Three positive qualities that a female develops when she gets into sports.
Arpana: Self-expression, accepting failures, and rising from the ashes; these three positive qualities is not only prevalent in sport but also relevant in our day-to-day life.
Silika: Confidence is the most important aspect one can develop through sports. The other two are leadership and hard work.
Coach from Kathmandu
Playing football in the narrow lanes of Kamalpokhari, Suvadra Khadka realised her passion for football at the age of 13. Fast forward to eight years, she is now 21 and continues to play futsal as the captain of Dhuku Futsal. Behind her consistency lies the encouragement of her mother.
It was until she initiated the very first girls football tournament in her school that the sports teacher and others recognised her as a rising star.
She recalls, “When I was in school, boys used to have football house competitions but girls did not. Building a team was difficult as fewer girls were interested. However, insisting my friends and other girls to join in, I succeeded in making two teams. That’s how I kicked off my journey in football officially.”
Today, Suvadra is a Barcelona Fan and a coach. As one of the coaches of the project, she proudly flaunts her achievement to lead a team and speaks about growth.
When asked about what does it take to be a good coach, she answers, “To be a good coach, hard work is the most pivotal factor, without that element everything else is in vain. Even if you have an inborn talent but don’t work hard, success is a far-fetched dream”. She adds, “A player has to understand the yin and yang of victory and failure. Both parts teach us important lessons”.

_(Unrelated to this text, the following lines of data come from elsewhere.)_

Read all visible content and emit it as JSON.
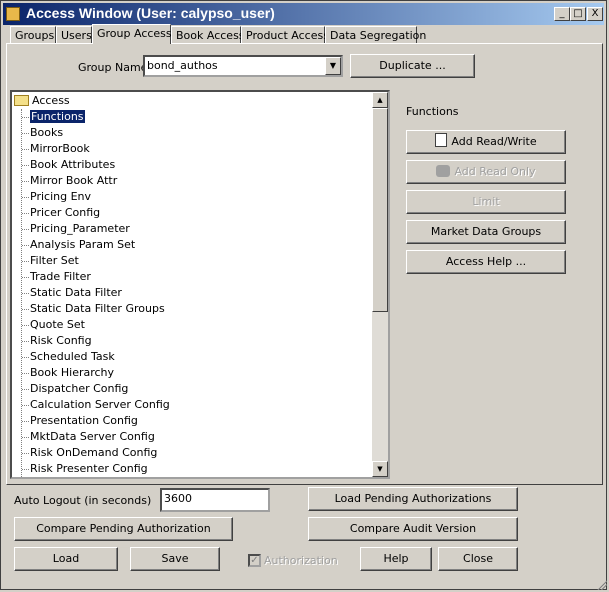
{
  "window": {
    "title": "Access Window (User: calypso_user)",
    "minimize": "_",
    "maximize": "□",
    "close": "X"
  },
  "tabs": [
    "Groups",
    "Users",
    "Group Access",
    "Book Access",
    "Product Access",
    "Data Segregation"
  ],
  "group_name": {
    "label": "Group Name",
    "value": "bond_authos"
  },
  "duplicate_label": "Duplicate ...",
  "tree": {
    "root": "Access",
    "items": [
      "Functions",
      "Books",
      "MirrorBook",
      "Book Attributes",
      "Mirror Book Attr",
      "Pricing Env",
      "Pricer Config",
      "Pricing_Parameter",
      "Analysis Param Set",
      "Filter Set",
      "Trade Filter",
      "Static Data Filter",
      "Static Data Filter Groups",
      "Quote Set",
      "Risk Config",
      "Scheduled Task",
      "Book Hierarchy",
      "Dispatcher Config",
      "Calculation Server Config",
      "Presentation Config",
      "MktData Server Config",
      "Risk OnDemand Config",
      "Risk Presenter Config"
    ],
    "selected": "Functions"
  },
  "functions": {
    "heading": "Functions",
    "add_read_write": "Add Read/Write",
    "add_read_only": "Add Read Only",
    "limit": "Limit",
    "market_data_groups": "Market Data Groups",
    "access_help": "Access Help ..."
  },
  "auto_logout": {
    "label": "Auto Logout (in seconds)",
    "value": "3600"
  },
  "bottom": {
    "load_pending": "Load Pending Authorizations",
    "compare_pending": "Compare Pending Authorization",
    "compare_audit": "Compare Audit Version",
    "load": "Load",
    "save": "Save",
    "authorization": "Authorization",
    "help": "Help",
    "close": "Close"
  }
}
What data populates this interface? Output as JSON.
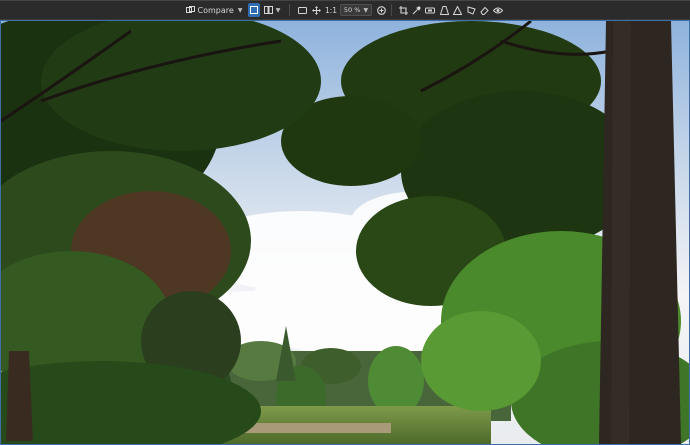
{
  "toolbar": {
    "compare_label": "Compare",
    "one_to_one_label": "1:1",
    "zoom_value": "50 %"
  },
  "colors": {
    "toolbar_bg": "#2b2b2b",
    "active_button": "#2f6db3",
    "frame_border": "#3f6fa8",
    "icon": "#d6d6d6"
  },
  "icons": [
    "compare-icon",
    "single-view-icon",
    "split-view-icon",
    "frame-icon",
    "move-icon",
    "zoom-in-icon",
    "crop-icon",
    "color-picker-icon",
    "level-icon",
    "perspective-icon",
    "shape-icon",
    "polygon-icon",
    "eraser-icon",
    "eye-icon"
  ]
}
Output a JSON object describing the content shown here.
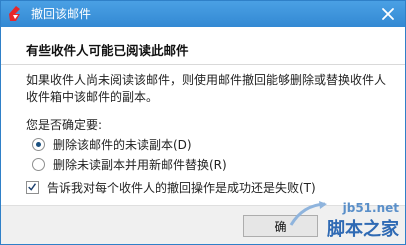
{
  "window": {
    "title": "撤回该邮件",
    "icon": "app-logo-icon",
    "close_icon": "close-icon"
  },
  "heading": "有些收件人可能已阅读此邮件",
  "description": "如果收件人尚未阅读该邮件，则使用邮件撤回能够删除或替换收件人收件箱中该邮件的副本。",
  "question": "您是否确定要:",
  "options": [
    {
      "type": "radio",
      "label": "删除该邮件的未读副本(D)",
      "selected": true
    },
    {
      "type": "radio",
      "label": "删除未读副本并用新邮件替换(R)",
      "selected": false
    }
  ],
  "notify_checkbox": {
    "label": "告诉我对每个收件人的撤回操作是成功还是失败(T)",
    "checked": true
  },
  "footer": {
    "ok_label": "确"
  },
  "watermark": {
    "site": "jb51.net",
    "brand": "脚本之家"
  },
  "colors": {
    "titlebar": "#3389d3",
    "accent": "#1c5180",
    "logo": "#e8262a"
  }
}
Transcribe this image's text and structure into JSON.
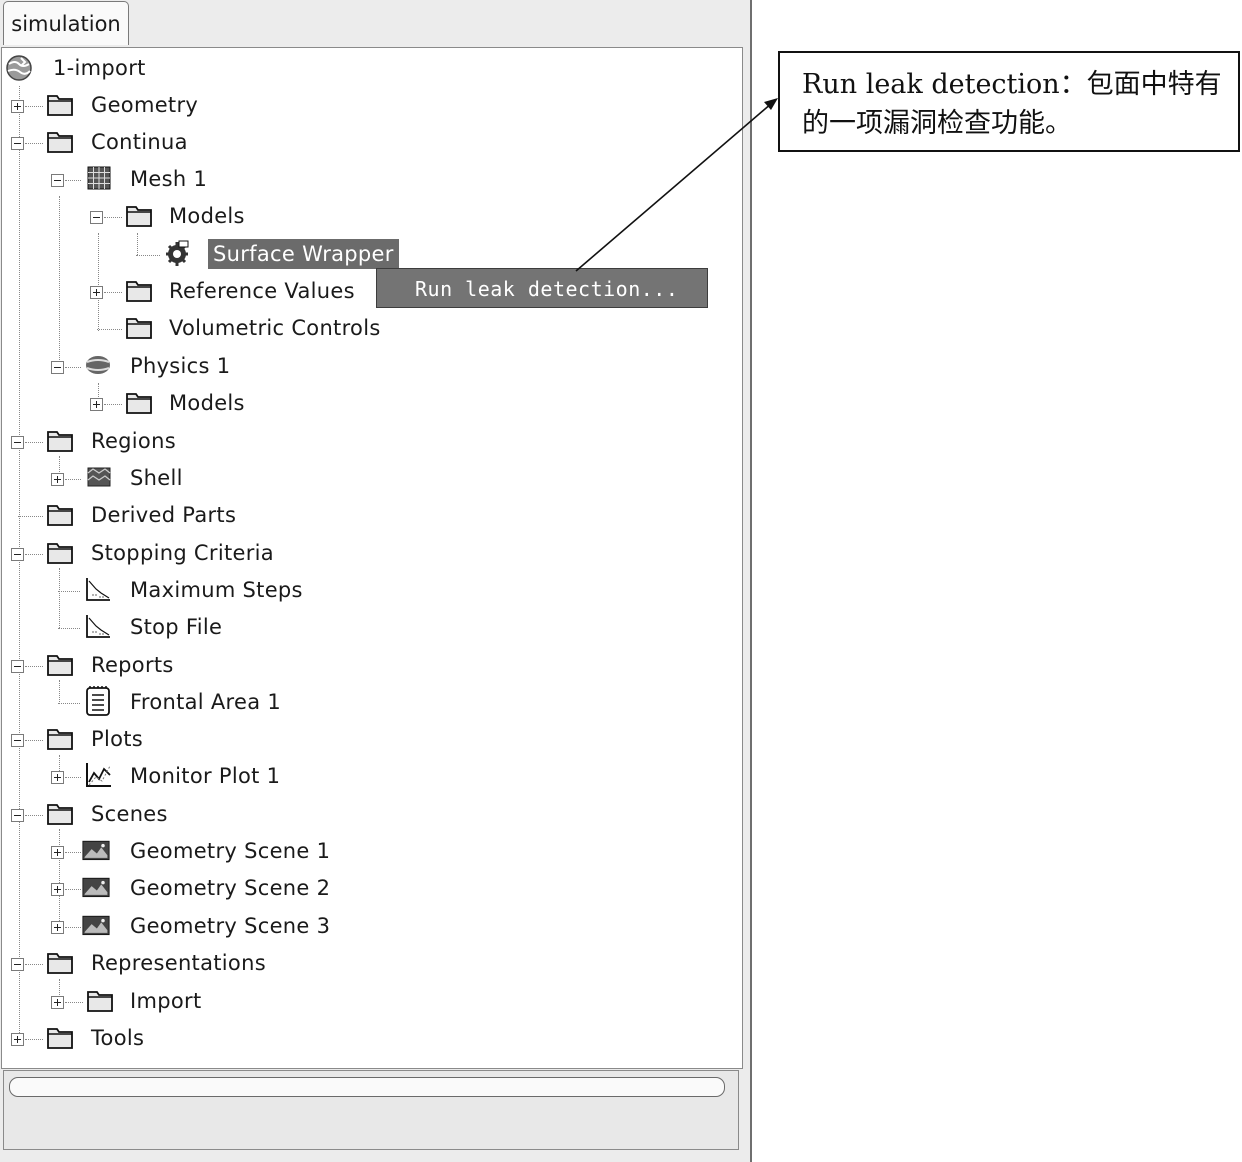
{
  "tab_label": "simulation",
  "tree": {
    "root": "1-import",
    "items": {
      "geometry": "Geometry",
      "continua": "Continua",
      "mesh1": "Mesh 1",
      "models1": "Models",
      "surface_wrapper": "Surface Wrapper",
      "reference_values": "Reference Values",
      "volumetric_controls": "Volumetric Controls",
      "physics1": "Physics 1",
      "models2": "Models",
      "regions": "Regions",
      "shell": "Shell",
      "derived_parts": "Derived Parts",
      "stopping_criteria": "Stopping Criteria",
      "maximum_steps": "Maximum Steps",
      "stop_file": "Stop File",
      "reports": "Reports",
      "frontal_area": "Frontal Area 1",
      "plots": "Plots",
      "monitor_plot": "Monitor Plot 1",
      "scenes": "Scenes",
      "geometry_scene1": "Geometry Scene 1",
      "geometry_scene2": "Geometry Scene 2",
      "geometry_scene3": "Geometry Scene 3",
      "representations": "Representations",
      "import": "Import",
      "tools": "Tools"
    }
  },
  "context_menu": {
    "run_leak_detection": "Run leak detection..."
  },
  "annotation": {
    "text": "Run leak detection：包面中特有的一项漏洞检查功能。"
  }
}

Through We Coach, she says that she has been mastering the skills of leadership, growth and self-esteem.
Coach from Dhangadi
“Fighting for gender equality in sports should be normalised,” laments Punam Regmi, an Environmental Science student and the graduated coach of We Coach Nepal Program 2021. While training 22 girls in Dhangadi, Punam experienced the harsh reality of zero engagement. Girls expressed their insecurity of playing when they were on their period. They also feared being judged as being weak or physically incapable. For her, the training sessions also meant the difficult job of motivating them to participate. However, Punam managed to reach her students hearts. She earned their with love and respect. “I am thankful for this platform and the ability to make some positive influence,” shares Punam.
Sharing about her experience with We Coach, she says, “The person I was yesterday has changed. I have been transformed and I don’t think this will ever fade.”
Coach from Surkhet
Sunita Shahi started playing football in grade 5. Her interest was so strong that she developed her skills to be able to play in regional tournaments. Sunita is now 18 years old and pursuing a Bachelor’s degree in Business Studies. At We Coach, she is a strong advocate for equal participation and safe spaces for girls to engage in sports activities. Sunita says, “Projects like We United should be more active not only in the capital but all across Nepal to build women’s leadership and empowerment. Empowerment is not only uplifting through societal values but also rising through what holds you back and building your confidence.”